When I’m trying to convince friends to come to Patagonia with me, which takes around four seconds, I always say it’s like how Montana must have been 50 years ago.
Huge skies, rolling hills, copious amounts of red meat, and eager browns lurking behind (most) overhanging willows, Argentina has all the ingredients for a dangerous addiction. I’m certainly hooked and I don’t plan on asking for help.
December and January trips can be jarring—in the best of ways—getting on a plane from a frozen runway only to arrive in the height of a Patagonian summer, however, this April was the first time I’d ever been there in the fall. High 60’s, shorter days, and dinners being served before the typical summer start time of midnight, autumn is hard to beat.

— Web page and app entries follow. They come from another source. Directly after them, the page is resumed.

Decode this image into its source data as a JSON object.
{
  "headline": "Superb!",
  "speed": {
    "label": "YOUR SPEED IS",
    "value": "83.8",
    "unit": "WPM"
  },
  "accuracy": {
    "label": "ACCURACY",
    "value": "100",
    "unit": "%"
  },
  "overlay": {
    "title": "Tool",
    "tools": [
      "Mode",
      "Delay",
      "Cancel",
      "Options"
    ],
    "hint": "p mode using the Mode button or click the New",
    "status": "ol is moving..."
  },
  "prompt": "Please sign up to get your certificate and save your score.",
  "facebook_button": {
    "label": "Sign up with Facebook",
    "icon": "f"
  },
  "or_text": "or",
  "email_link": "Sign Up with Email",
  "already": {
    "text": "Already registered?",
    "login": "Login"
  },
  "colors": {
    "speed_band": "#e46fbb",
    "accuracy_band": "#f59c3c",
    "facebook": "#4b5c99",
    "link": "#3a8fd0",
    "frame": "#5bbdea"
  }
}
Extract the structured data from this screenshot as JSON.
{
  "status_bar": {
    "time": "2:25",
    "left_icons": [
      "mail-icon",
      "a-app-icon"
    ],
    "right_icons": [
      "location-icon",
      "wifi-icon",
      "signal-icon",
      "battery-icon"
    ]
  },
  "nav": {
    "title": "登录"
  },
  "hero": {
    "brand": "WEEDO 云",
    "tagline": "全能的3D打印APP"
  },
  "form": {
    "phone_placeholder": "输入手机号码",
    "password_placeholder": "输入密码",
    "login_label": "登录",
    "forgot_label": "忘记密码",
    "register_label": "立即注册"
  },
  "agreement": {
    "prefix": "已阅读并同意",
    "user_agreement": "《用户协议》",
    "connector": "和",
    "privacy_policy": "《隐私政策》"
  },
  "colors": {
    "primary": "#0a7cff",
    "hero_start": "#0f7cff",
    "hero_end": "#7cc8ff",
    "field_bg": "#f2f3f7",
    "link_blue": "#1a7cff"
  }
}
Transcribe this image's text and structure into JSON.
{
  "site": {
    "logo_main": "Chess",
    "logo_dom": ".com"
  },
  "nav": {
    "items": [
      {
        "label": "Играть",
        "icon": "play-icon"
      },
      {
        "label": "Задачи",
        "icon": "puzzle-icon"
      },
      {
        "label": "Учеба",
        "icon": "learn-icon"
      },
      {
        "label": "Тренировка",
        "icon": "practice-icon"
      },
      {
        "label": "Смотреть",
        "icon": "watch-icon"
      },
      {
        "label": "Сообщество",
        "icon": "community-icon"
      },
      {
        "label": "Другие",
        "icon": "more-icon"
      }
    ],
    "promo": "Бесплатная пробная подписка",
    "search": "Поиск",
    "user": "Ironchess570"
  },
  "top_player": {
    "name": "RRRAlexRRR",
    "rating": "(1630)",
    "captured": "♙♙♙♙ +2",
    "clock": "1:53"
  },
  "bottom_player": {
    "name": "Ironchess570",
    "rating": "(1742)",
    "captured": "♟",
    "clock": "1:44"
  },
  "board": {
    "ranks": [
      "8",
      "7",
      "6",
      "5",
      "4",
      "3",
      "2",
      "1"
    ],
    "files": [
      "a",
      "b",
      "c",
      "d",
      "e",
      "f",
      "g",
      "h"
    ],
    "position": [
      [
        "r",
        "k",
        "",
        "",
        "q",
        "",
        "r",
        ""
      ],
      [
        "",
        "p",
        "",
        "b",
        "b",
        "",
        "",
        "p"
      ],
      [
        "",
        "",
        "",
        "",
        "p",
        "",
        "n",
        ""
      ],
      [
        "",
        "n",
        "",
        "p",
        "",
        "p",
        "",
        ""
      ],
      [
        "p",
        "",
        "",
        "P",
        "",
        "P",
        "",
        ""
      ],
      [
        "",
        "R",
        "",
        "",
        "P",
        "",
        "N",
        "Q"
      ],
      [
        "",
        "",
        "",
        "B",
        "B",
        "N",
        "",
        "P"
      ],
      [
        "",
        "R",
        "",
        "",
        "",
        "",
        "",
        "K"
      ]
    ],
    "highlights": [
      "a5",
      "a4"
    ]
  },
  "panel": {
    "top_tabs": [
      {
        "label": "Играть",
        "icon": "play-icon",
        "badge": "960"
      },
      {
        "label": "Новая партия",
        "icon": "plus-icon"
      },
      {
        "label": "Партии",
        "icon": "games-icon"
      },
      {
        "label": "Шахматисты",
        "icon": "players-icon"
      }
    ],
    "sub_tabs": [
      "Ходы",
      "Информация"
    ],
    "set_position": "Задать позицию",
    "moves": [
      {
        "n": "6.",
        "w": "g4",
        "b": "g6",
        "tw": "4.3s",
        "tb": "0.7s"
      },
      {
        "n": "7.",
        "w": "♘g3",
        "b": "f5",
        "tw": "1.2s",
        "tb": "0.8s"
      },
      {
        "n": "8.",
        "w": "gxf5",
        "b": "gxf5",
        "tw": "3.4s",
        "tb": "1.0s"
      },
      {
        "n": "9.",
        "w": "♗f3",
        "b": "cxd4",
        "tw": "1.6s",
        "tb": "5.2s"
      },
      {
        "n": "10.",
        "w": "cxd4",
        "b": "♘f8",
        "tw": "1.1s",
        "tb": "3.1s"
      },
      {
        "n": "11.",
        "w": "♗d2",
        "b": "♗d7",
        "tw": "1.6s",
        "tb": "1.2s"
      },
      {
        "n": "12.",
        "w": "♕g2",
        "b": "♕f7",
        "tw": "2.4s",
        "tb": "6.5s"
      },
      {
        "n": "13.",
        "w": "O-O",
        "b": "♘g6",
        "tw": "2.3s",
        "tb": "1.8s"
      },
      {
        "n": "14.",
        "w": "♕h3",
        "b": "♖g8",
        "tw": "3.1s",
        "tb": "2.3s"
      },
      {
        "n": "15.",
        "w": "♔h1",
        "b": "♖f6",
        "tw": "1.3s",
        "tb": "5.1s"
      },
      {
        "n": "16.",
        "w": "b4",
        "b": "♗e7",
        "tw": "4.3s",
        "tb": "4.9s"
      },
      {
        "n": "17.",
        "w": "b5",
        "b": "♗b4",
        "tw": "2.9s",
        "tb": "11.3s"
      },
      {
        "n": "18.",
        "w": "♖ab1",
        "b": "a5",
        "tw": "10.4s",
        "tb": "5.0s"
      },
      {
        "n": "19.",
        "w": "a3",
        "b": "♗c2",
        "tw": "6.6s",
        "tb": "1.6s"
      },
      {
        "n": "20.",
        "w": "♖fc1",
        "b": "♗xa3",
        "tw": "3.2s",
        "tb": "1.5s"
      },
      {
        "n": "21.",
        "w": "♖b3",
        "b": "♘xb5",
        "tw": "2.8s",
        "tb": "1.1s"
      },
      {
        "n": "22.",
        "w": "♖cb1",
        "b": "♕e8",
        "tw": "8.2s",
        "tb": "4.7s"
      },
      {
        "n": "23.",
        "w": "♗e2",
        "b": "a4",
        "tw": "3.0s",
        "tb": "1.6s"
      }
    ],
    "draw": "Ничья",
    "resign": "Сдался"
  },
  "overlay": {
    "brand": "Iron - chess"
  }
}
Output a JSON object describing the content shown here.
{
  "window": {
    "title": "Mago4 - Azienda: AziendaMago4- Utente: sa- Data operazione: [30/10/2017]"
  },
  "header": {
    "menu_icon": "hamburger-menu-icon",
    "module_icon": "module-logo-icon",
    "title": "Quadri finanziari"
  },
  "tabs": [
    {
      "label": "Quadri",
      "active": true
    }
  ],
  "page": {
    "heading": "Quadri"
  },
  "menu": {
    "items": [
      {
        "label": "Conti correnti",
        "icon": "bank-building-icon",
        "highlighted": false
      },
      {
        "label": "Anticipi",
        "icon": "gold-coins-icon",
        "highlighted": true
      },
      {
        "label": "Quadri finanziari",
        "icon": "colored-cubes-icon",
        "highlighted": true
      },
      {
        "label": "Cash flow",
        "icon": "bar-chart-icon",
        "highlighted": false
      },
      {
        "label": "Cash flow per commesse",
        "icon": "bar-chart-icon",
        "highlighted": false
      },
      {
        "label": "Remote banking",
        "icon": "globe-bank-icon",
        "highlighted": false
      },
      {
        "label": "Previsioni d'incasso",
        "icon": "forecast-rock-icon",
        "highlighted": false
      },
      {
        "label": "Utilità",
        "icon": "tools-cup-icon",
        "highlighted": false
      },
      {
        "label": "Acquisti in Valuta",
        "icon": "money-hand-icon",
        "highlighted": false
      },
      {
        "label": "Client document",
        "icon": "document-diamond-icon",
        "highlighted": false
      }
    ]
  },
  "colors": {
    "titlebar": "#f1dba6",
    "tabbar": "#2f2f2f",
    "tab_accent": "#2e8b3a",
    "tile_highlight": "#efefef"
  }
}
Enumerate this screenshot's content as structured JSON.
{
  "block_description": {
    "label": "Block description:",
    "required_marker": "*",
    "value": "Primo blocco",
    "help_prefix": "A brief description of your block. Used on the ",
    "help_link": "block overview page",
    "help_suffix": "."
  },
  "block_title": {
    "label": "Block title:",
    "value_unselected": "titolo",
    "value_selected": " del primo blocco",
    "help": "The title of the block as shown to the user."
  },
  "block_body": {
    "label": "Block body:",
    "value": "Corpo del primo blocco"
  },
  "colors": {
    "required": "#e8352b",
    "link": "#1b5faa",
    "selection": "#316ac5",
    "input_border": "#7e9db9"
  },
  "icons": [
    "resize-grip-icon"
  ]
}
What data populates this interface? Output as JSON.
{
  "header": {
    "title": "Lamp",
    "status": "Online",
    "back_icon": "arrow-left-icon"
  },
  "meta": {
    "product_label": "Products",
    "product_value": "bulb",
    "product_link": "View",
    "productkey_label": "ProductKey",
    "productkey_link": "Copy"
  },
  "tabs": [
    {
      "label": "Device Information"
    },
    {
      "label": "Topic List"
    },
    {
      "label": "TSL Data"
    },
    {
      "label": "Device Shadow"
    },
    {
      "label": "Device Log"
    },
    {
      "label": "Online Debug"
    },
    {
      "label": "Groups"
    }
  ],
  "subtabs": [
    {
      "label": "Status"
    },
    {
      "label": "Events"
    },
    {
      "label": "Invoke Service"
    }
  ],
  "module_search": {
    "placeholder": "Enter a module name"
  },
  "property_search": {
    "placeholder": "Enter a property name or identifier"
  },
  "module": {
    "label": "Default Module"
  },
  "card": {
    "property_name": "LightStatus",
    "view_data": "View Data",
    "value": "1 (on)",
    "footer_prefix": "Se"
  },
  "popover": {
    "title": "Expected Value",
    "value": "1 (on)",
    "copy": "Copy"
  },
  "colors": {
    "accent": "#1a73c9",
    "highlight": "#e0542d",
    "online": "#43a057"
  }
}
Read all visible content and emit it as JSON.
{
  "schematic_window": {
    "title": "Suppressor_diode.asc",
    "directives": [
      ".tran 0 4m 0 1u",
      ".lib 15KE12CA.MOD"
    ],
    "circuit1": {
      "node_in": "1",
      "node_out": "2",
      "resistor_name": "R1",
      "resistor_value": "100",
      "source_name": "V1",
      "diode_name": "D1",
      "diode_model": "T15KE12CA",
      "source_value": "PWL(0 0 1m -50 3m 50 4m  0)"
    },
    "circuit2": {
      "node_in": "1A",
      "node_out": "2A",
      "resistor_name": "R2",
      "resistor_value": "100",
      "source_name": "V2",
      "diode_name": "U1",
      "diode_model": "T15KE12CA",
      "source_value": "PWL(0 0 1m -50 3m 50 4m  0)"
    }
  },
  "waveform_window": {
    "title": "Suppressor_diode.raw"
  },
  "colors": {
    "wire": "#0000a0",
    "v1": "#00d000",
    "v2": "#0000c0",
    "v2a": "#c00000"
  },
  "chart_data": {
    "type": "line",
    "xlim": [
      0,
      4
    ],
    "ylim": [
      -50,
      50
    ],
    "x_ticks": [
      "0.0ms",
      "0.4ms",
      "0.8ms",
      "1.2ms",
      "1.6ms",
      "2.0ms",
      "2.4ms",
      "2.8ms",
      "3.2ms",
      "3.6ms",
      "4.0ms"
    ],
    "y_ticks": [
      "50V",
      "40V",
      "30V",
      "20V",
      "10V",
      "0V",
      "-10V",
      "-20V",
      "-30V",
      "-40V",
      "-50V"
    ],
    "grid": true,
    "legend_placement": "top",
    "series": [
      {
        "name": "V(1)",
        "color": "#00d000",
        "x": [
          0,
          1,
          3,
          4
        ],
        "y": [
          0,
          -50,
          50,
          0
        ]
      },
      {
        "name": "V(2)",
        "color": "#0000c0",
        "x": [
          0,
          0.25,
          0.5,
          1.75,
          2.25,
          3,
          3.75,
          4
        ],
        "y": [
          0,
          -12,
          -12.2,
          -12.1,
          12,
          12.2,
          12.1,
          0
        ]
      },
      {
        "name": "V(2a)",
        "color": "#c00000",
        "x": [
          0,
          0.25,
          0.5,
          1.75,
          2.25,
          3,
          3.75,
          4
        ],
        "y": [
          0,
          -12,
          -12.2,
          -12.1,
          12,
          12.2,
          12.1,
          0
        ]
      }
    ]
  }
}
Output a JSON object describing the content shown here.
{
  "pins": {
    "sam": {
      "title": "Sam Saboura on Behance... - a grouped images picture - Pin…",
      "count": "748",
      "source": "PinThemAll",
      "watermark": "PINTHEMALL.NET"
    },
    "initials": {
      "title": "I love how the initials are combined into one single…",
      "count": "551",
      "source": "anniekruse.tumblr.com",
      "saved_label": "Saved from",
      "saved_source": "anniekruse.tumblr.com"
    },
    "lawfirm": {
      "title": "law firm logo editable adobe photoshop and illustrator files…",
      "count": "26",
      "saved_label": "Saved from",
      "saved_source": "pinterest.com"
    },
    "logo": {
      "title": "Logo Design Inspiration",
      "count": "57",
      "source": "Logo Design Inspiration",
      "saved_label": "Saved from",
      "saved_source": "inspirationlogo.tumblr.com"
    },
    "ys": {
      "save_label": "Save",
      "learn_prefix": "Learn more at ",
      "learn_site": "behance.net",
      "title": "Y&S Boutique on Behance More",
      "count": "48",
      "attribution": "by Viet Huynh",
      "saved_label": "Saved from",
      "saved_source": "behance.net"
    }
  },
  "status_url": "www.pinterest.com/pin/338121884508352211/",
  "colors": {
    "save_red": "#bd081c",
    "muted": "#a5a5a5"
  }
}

Water levels were at near record lows in the rivers surrounding Junin de los Andes and we took full advantage being able to wade in almost any direction. While the dry fly fishing wasn’t in summer form, big black streamers were open season.
Grayson Schaffer towards the end of a long day throwing streamers.
Czecko, a boar hunting dog, in his usual spot in the Hilux. The dogs can turn into impressive hunters with the flip of a switch, but spend most of their time seeing how far they can climb into your lap for a nap.
On rivers like the Malleo, Collon Cura, and the Chimehuin, browns hang in the oddest locations. You’re more likely to step on them before you spot them.
The kinda of water where just watching your fly is exciting enough.
A big brown that fell victim to a black streamer but put up a good fight through crazy-clear water and moss-covered boulders.
I’ve had mate long enough that I enjoy it and actually prefer it to coffee. For the rookies, it’s an acquired taste.
Not too much light pollution to worry about for long exposures.